▸ **WHAT YOU HAVE TO DO**: All of the data that appears below is to be given again precisely as written.

Interface dataset entries:
* * *

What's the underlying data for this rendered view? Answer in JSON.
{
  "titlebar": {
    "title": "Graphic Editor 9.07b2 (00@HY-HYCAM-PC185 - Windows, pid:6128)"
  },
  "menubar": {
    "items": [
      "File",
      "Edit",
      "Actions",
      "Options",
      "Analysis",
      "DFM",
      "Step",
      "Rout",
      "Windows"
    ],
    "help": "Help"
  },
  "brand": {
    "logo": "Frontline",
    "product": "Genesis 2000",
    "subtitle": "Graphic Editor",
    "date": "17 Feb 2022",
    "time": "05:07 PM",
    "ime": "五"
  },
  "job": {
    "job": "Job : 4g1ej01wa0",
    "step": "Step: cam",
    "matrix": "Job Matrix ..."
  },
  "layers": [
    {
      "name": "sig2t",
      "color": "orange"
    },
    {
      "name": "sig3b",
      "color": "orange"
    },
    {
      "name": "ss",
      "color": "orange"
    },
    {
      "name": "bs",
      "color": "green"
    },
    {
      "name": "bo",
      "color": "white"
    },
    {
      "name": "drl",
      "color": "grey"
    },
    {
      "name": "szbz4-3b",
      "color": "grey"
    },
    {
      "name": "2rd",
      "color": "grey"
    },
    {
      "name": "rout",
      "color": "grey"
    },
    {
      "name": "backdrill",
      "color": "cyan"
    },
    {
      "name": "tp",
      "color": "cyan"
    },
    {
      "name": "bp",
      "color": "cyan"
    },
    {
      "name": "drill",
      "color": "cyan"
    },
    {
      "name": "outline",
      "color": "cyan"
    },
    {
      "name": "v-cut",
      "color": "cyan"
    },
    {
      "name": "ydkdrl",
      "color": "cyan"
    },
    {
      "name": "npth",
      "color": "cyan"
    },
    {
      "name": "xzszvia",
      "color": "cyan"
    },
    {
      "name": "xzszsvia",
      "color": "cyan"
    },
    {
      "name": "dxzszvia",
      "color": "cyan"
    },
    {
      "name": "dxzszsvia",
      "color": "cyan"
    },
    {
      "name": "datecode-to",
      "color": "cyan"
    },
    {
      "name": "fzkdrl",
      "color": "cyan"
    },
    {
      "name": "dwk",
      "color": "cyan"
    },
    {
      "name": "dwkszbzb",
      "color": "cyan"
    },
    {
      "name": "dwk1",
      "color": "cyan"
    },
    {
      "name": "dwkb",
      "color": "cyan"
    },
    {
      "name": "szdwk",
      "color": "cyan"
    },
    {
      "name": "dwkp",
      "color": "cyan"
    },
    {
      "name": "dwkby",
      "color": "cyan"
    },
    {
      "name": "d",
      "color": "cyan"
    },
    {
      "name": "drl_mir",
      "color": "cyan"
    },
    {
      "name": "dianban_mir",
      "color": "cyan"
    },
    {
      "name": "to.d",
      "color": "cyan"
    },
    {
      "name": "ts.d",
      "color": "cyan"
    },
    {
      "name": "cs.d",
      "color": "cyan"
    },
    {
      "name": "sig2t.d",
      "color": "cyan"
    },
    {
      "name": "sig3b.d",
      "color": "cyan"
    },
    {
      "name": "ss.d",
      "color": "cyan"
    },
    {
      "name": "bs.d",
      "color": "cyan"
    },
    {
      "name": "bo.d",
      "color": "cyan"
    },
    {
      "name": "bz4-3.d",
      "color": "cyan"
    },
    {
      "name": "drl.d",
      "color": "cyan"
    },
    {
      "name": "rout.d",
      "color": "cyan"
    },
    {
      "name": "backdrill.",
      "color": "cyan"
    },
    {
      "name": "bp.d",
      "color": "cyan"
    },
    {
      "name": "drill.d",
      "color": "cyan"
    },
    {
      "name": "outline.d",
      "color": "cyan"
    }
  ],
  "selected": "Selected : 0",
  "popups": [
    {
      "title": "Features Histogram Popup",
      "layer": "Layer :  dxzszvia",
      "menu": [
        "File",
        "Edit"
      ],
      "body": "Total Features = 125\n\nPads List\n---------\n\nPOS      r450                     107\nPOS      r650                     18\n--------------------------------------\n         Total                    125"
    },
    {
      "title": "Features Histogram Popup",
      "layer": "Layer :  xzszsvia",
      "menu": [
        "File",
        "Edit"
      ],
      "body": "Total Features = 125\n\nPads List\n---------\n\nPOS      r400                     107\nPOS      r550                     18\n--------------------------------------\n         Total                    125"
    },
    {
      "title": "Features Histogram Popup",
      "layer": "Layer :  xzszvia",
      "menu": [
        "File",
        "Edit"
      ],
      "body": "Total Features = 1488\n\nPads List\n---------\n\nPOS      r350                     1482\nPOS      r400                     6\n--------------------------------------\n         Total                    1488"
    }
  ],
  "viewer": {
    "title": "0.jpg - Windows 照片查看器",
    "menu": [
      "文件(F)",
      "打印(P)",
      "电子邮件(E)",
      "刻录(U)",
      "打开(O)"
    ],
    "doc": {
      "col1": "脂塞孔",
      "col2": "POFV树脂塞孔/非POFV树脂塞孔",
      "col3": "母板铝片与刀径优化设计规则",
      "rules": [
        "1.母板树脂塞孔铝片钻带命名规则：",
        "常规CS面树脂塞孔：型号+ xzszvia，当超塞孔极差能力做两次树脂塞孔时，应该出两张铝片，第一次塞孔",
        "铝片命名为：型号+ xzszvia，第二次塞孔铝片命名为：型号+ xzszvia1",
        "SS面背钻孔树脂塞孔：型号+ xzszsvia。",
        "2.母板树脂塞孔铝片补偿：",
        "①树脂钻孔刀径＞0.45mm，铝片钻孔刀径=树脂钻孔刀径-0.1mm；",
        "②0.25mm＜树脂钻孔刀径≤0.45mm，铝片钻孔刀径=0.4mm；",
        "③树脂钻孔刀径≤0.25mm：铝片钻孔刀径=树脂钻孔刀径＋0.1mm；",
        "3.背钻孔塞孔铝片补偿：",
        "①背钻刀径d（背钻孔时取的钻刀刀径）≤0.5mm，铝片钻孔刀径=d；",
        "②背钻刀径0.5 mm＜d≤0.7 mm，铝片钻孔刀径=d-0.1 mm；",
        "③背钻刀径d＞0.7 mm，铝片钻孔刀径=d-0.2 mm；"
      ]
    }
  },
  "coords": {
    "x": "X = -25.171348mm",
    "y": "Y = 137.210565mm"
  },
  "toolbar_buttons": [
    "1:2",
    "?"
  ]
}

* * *

▸ **FINISHED EXERCISE**:
What's the underlying data for this rendered view? Answer in JSON.
{
  "titlebar": {
    "title": "Graphic Editor 9.07b2 (00@HY-HYCAM-PC185 - Windows, pid:6128)"
  },
  "menubar": {
    "items": [
      "File",
      "Edit",
      "Actions",
      "Options",
      "Analysis",
      "DFM",
      "Step",
      "Rout",
      "Windows"
    ],
    "help": "Help"
  },
  "brand": {
    "logo": "Frontline",
    "product": "Genesis 2000",
    "subtitle": "Graphic Editor",
    "date": "17 Feb 2022",
    "time": "05:07 PM",
    "ime": "五"
  },
  "job": {
    "job": "Job : 4g1ej01wa0",
    "step": "Step: cam",
    "matrix": "Job Matrix ..."
  },
  "layers": [
    {
      "name": "sig2t",
      "color": "orange"
    },
    {
      "name": "sig3b",
      "color": "orange"
    },
    {
      "name": "ss",
      "color": "orange"
    },
    {
      "name": "bs",
      "color": "green"
    },
    {
      "name": "bo",
      "color": "white"
    },
    {
      "name": "drl",
      "color": "grey"
    },
    {
      "name": "szbz4-3b",
      "color": "grey"
    },
    {
      "name": "2rd",
      "color": "grey"
    },
    {
      "name": "rout",
      "color": "grey"
    },
    {
      "name": "backdrill",
      "color": "cyan"
    },
    {
      "name": "tp",
      "color": "cyan"
    },
    {
      "name": "bp",
      "color": "cyan"
    },
    {
      "name": "drill",
      "color": "cyan"
    },
    {
      "name": "outline",
      "color": "cyan"
    },
    {
      "name": "v-cut",
      "color": "cyan"
    },
    {
      "name": "ydkdrl",
      "color": "cyan"
    },
    {
      "name": "npth",
      "color": "cyan"
    },
    {
      "name": "xzszvia",
      "color": "cyan"
    },
    {
      "name": "xzszsvia",
      "color": "cyan"
    },
    {
      "name": "dxzszvia",
      "color": "cyan"
    },
    {
      "name": "dxzszsvia",
      "color": "cyan"
    },
    {
      "name": "datecode-to",
      "color": "cyan"
    },
    {
      "name": "fzkdrl",
      "color": "cyan"
    },
    {
      "name": "dwk",
      "color": "cyan"
    },
    {
      "name": "dwkszbzb",
      "color": "cyan"
    },
    {
      "name": "dwk1",
      "color": "cyan"
    },
    {
      "name": "dwkb",
      "color": "cyan"
    },
    {
      "name": "szdwk",
      "color": "cyan"
    },
    {
      "name": "dwkp",
      "color": "cyan"
    },
    {
      "name": "dwkby",
      "color": "cyan"
    },
    {
      "name": "d",
      "color": "cyan"
    },
    {
      "name": "drl_mir",
      "color": "cyan"
    },
    {
      "name": "dianban_mir",
      "color": "cyan"
    },
    {
      "name": "to.d",
      "color": "cyan"
    },
    {
      "name": "ts.d",
      "color": "cyan"
    },
    {
      "name": "cs.d",
      "color": "cyan"
    },
    {
      "name": "sig2t.d",
      "color": "cyan"
    },
    {
      "name": "sig3b.d",
      "color": "cyan"
    },
    {
      "name": "ss.d",
      "color": "cyan"
    },
    {
      "name": "bs.d",
      "color": "cyan"
    },
    {
      "name": "bo.d",
      "color": "cyan"
    },
    {
      "name": "bz4-3.d",
      "color": "cyan"
    },
    {
      "name": "drl.d",
      "color": "cyan"
    },
    {
      "name": "rout.d",
      "color": "cyan"
    },
    {
      "name": "backdrill.",
      "color": "cyan"
    },
    {
      "name": "bp.d",
      "color": "cyan"
    },
    {
      "name": "drill.d",
      "color": "cyan"
    },
    {
      "name": "outline.d",
      "color": "cyan"
    }
  ],
  "selected": "Selected : 0",
  "popups": [
    {
      "title": "Features Histogram Popup",
      "layer": "Layer :  dxzszvia",
      "menu": [
        "File",
        "Edit"
      ],
      "body": "Total Features = 125\n\nPads List\n---------\n\nPOS      r450                     107\nPOS      r650                     18\n--------------------------------------\n         Total                    125"
    },
    {
      "title": "Features Histogram Popup",
      "layer": "Layer :  xzszsvia",
      "menu": [
        "File",
        "Edit"
      ],
      "body": "Total Features = 125\n\nPads List\n---------\n\nPOS      r400                     107\nPOS      r550                     18\n--------------------------------------\n         Total                    125"
    },
    {
      "title": "Features Histogram Popup",
      "layer": "Layer :  xzszvia",
      "menu": [
        "File",
        "Edit"
      ],
      "body": "Total Features = 1488\n\nPads List\n---------\n\nPOS      r350                     1482\nPOS      r400                     6\n--------------------------------------\n         Total                    1488"
    }
  ],
  "viewer": {
    "title": "0.jpg - Windows 照片查看器",
    "menu": [
      "文件(F)",
      "打印(P)",
      "电子邮件(E)",
      "刻录(U)",
      "打开(O)"
    ],
    "doc": {
      "col1": "脂塞孔",
      "col2": "POFV树脂塞孔/非POFV树脂塞孔",
      "col3": "母板铝片与刀径优化设计规则",
      "rules": [
        "1.母板树脂塞孔铝片钻带命名规则：",
        "常规CS面树脂塞孔：型号+ xzszvia，当超塞孔极差能力做两次树脂塞孔时，应该出两张铝片，第一次塞孔",
        "铝片命名为：型号+ xzszvia，第二次塞孔铝片命名为：型号+ xzszvia1",
        "SS面背钻孔树脂塞孔：型号+ xzszsvia。",
        "2.母板树脂塞孔铝片补偿：",
        "①树脂钻孔刀径＞0.45mm，铝片钻孔刀径=树脂钻孔刀径-0.1mm；",
        "②0.25mm＜树脂钻孔刀径≤0.45mm，铝片钻孔刀径=0.4mm；",
        "③树脂钻孔刀径≤0.25mm：铝片钻孔刀径=树脂钻孔刀径＋0.1mm；",
        "3.背钻孔塞孔铝片补偿：",
        "①背钻刀径d（背钻孔时取的钻刀刀径）≤0.5mm，铝片钻孔刀径=d；",
        "②背钻刀径0.5 mm＜d≤0.7 mm，铝片钻孔刀径=d-0.1 mm；",
        "③背钻刀径d＞0.7 mm，铝片钻孔刀径=d-0.2 mm；"
      ]
    }
  },
  "coords": {
    "x": "X = -25.171348mm",
    "y": "Y = 137.210565mm"
  },
  "toolbar_buttons": [
    "1:2",
    "?"
  ]
}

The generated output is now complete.